The Raptors rebounded from the horrors of the Utah game to play two strong quarters against the Clippers on Sunday. But things started to fall apart after a decent start in the third. The reserves came in and didn’t do the job, a recurring problem recently, and the more talented Clippers proceeded to blow the doors off.
No surprise to see passion and commitment in the first quarter. That tends to happen after a closed-door meeting.
The team played well defensively in the first half, holding the Clippers to 35% shooting. Blake Griffin did what he wanted, but otherwise, the defence was good. Kyle Lowry got right up on Chris Paul and limited the future hall of famer’s production, which is not an easy thing to do. This probably was Lowry’s best defensive game as a Raptor – but, he has yet to put a complete game together as he didn’t have his offence going. That said, Lowry was about the only Raptor moving the ball, unfortunately, he moved it to the other team five times as well.
- DeMar DeRozan shook off a brutal start (bad shot selection) to have a decent game in the end.
- Linas Kleiza gave team a boost with shooting and toughness. It was a mistake to sit him for ice cold rookie Terrence Ross who has really struggled over the past week or two. Not sure why this team doesn’t ride the hot hand more (or even just those who are playing well, like Ed Davis in the past).
- Davis had his worst outing in a while. Amir Johnson was the only reserve to play well.
- Jose Calderon is arguably in the worst two week stretch of his NBA career. He was torched by Eric Bledsoe and does not look like himself on offence. He is 4-for-16 on this road trip, 2-for-9 from three with 7 turnovers (a 2:1 assist to turnover ratio is very un-Calderon-like). He is not taking to life off of the bench at all.

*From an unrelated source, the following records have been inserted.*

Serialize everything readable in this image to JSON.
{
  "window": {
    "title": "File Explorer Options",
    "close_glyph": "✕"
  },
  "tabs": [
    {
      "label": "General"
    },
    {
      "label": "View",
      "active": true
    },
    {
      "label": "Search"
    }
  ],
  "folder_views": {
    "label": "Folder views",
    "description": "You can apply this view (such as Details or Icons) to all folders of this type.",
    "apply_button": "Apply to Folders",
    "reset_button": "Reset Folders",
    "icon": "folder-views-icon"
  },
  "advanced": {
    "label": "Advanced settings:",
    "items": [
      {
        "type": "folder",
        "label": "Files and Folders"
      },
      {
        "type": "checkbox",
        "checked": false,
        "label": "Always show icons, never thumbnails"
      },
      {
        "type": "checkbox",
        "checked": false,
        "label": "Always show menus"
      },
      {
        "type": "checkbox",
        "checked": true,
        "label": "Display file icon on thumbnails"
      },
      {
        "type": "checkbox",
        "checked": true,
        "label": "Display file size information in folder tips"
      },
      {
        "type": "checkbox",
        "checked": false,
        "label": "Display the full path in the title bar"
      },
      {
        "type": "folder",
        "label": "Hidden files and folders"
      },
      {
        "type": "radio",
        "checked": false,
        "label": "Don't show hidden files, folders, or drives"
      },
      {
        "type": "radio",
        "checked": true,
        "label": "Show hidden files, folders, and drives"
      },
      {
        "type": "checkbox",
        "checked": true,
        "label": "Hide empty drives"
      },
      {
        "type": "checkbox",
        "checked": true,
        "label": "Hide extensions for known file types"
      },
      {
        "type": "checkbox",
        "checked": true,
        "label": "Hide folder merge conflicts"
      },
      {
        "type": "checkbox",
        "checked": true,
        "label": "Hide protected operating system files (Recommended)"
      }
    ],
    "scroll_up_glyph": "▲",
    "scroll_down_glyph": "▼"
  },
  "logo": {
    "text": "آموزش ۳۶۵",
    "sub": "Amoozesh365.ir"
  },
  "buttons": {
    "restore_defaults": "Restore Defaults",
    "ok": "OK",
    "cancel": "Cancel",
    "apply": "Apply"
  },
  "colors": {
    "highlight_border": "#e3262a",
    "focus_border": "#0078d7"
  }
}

- The second quarter was one of Toronto’s best of the season, but they could not follow it up with a good third and the fourth was a nightmare.
- Even when Andrea Bargnani is decent and shows some fight, he isn’t a difference maker. Yes, his defence was more dialed in and he bothered Griffin at times, but Griffin still scored 19 and Bargnani shot just 5-for-15 with just 2 rebounds. Overall, he wasn’t the biggest problem, but he was a net negative. The beat goes on, this isn’t changing. Unless he is having one of his rare on fire games, Bargnani hurts the team and should be coming off of the bench. Until they accept this, they’ll be compensating for his deficiencies and starting every game with one hand tied behind their back.
- As solid as the Toronto defence was early, the problem was, the team wasn’t forcing enough turnovers. The Clips still took care of the ball, despite the pressure, which prevented Toronto from getting out and running. The Raptors need to run more, but need to create more turnovers to do so.
- The zone really worked well for the Raptors, so it was odd to see them go away from it.
- Bryan Colangelo insists the team likes each other and enjoys playing with each other, but I find it hard to accept that nobody has any animosity towards Bargnani, particularly, how he is guaranteed minutes no matter how hard he plays or what he is doing wrong. If accountability is a message the franchise preaches, it is hard to see teammates being happy when the “star” player gets a separate set of rules.
- The Raptors never seem to be truly bad in the correct year. The franchise hasn’t been in on generational talents like Tim Duncan, Paul, LeBron, Howard, etc. at best getting the 4th-best odds or so. Now, the 4-17 record probably ends up quite a bit better when this season is over, but, assuming somehow the winning percentage stays the same and the Raptors get some of the best odds, the big prize is not there to be won. There is no franchise-changer in this draft, by all accounts. Next year, the Andrew Wiggins year, is the time to be the worst of the worst. So, fans, don’t get too upset when the Raptors win enough games to end up with the 7th or 8th best odds and likely send the pick to Oklahoma City.